In CCE (Christian classical education) we regularly espouse the ideal of cultivating life-long learners by gifting children with the seven liberal arts. This is what we are seeking to do. My question for this meditation is then related and simple: “What kind of person is best suited to lead students to such a place in their lives?” It almost seems rhetorical, does it not? Those who are leading a life of learning are best suited to replicate such in their student’s lives. So that leads me to a set of questions that might compel others to join the discussion:
A. What are the characteristics of a life-long learner, apart from the obvious that they learn for a life-time. Are we to be following Solon and state that we can’t know if we are one until we are dead? Are there distinguishing traits commonly shared by such leaders/teachers?
B. What can be done to identify such leaders so that they might be gathered in a locale, such as a school?
C. What role does one such leader play in the development and encouragement of other such leaders?
D. How much money does it take to finance a “professional” life-long learner’s needs for learning and should a school supplement that financial need or leave it to the learner?
E. How does a school juggle the issues of time and “load” that compete in a teacher’s life?
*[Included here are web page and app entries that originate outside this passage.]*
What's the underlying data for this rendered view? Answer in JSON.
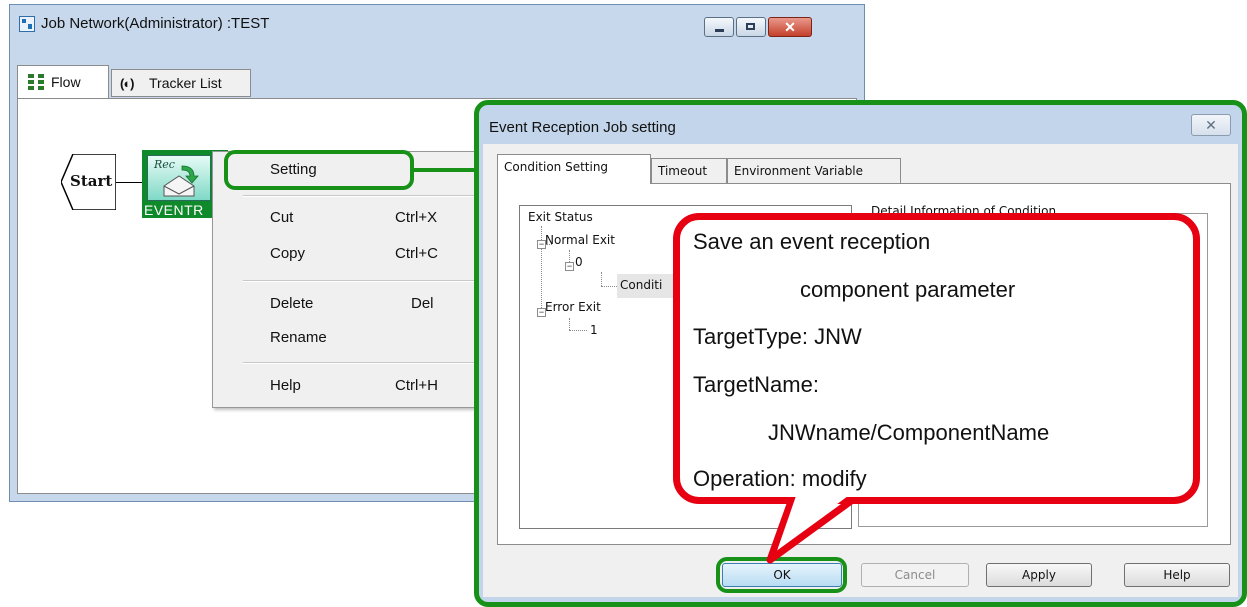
{
  "main_window": {
    "title": "Job Network(Administrator) :TEST",
    "close_glyph": "✕",
    "tabs": [
      {
        "label": "Flow"
      },
      {
        "label": "Tracker List",
        "icon_glyph": "(◐)"
      }
    ],
    "flow": {
      "start_label": "Start",
      "event_icon_text": "Rec",
      "event_label": "EVENTR"
    }
  },
  "context_menu": {
    "items": [
      {
        "label": "Setting",
        "shortcut": ""
      },
      {
        "label": "Cut",
        "shortcut": "Ctrl+X"
      },
      {
        "label": "Copy",
        "shortcut": "Ctrl+C"
      },
      {
        "label": "Delete",
        "shortcut": "Del"
      },
      {
        "label": "Rename",
        "shortcut": ""
      },
      {
        "label": "Help",
        "shortcut": "Ctrl+H"
      }
    ]
  },
  "dialog": {
    "title": "Event Reception Job setting",
    "close_glyph": "✕",
    "tabs": [
      {
        "label": "Condition Setting"
      },
      {
        "label": "Timeout"
      },
      {
        "label": "Environment Variable"
      }
    ],
    "tree": {
      "root": "Exit Status",
      "normal_exit": "Normal Exit",
      "normal_code": "0",
      "condition": "Conditi",
      "error_exit": "Error Exit",
      "error_code": "1"
    },
    "detail_label": "Detail Information of Condition",
    "buttons": {
      "ok": "OK",
      "cancel": "Cancel",
      "apply": "Apply",
      "help": "Help"
    }
  },
  "callout": {
    "lines": [
      "Save an event reception",
      "component parameter",
      "TargetType: JNW",
      "TargetName:",
      "JNWname/ComponentName",
      "Operation: modify"
    ]
  },
  "colors": {
    "highlight_green": "#179117",
    "callout_red": "#e60012",
    "node_green": "#0e8a2a"
  }
}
Can we afford to give them time to be learners themselves, or is that just something they have to find in their leisure?
I think these are really huge issues because they cut right to the heart of our school’s success. I have been struck more and more by the way Independent School Management (for instance) has addressed this issue. They have struck at the monetary issue by saying that a strong, stable, quality school gives 2% of its overall budget toward professional development of its staff. Just to crunch that esoteric percentage into some more meaningful, a school with a $1million budget who has let’s say 20 teaching staff would be investing about $800 per teacher per year in encouraging them and directing them toward being better teachers. I will think aloud about the actual activities that such money could be profitably spent on in other blog. But the notion itself is worthy of discussion. I find it tough to argue against the notion of Professional Development.
So what forms of PD are necessary and beneficial to a school faculty? There seem to be two extremes with the middle being best. On the one pole there would be the school administration that looked at its faculty and said “what we all need is ____” and filled the PO, sent off the check, and let everyone know that the “expert” was coming, ya’ll be there and sit through it. He might actually have some wisdom at work there if the school is brand new and everyone needs to get on the same page. But the opposite of that seems a pole as well. There would be the Admin who would say, “Hey, we have 20K to spend on your being better at what you do. You each find something you like, ask, and we will set you up with it.” Now, again, some might actually really benefit from their choices, but a number would choose something that fit their comfort zone and did not address real needs because they often don’t see those needs in themselves.
So in the middle seems to be the best place. There are some group activities that can scratch where everyone is itching well, then there is some specific needs that only a few or even just one faculty member can benefit from, but in the end make the whole team stronger by strengthening one member. That leads to the notion of intent or objectives. What might be the various objectives for such PD?
A. Content – there is no question that all teachers can benefit by adding more knowledge to their lives, but this is highly individuated and is best done in either small pairings or single learner experiences; classes, if you will.
B. Concepts – every good faculty will be seeking to better understand the great ideas of their shared community, and to do so in a manner that brings practical agreement demands that they be learned and discussed together. This is where the group thing is powerful, if the leader is using proper facilitation and not simply viewing his role as delivering “content.” He must lead them to the questions, not so much the answers.
C. Habits of teaching: Pedagogy – teachers are thieves in a very good way. We love to learn our art by seeing it modeled by others. We often call these experiences “workshops” or “observations.” This can be achieved by visiting other schools, having master teachers come and model good teaching, and encouraging peers to observe one another within the school. Again, the temptation is to hire someone to come in and try to deliver pedagogy as though it were content. This just does not work. The experience must fit the objective. The learner (teacher) must SEE the model, not have it outlined for them on the whiteboard.
D. Cultural formation / Spiritual unity – The first three objectives are measurable to greater or lesser extent. A report can be generated to show that the objective was met. Now we are in the higher order of faculty development that is very “site specific” and driven way more internally than by bringing in an expert. Faculty must be given time, must make time, must be the kind of people who demand that they talk about student behavior, their own behavior, the day to day joys and headaches of the school, and most importantly are in constant seasons of prayer and spiritual meditation about those things. This is perhaps the essence of a Christian school.
E. Team building / encouragement / trust – I have made this last for two reasons. A) it is the most important, so we have been building toward it, and B) it even more than D gets neglected due to its “subjective” nature. As it is almost impossible to measure, it makes for a hard sell come budget time. If it does not exist, your school is in peril.
I would simply summarize with the adage: “the Faculty are the School.” It is a rule: if the faculty are not life-learners, and allowed to be such by the culture of the school, then the students will not be either.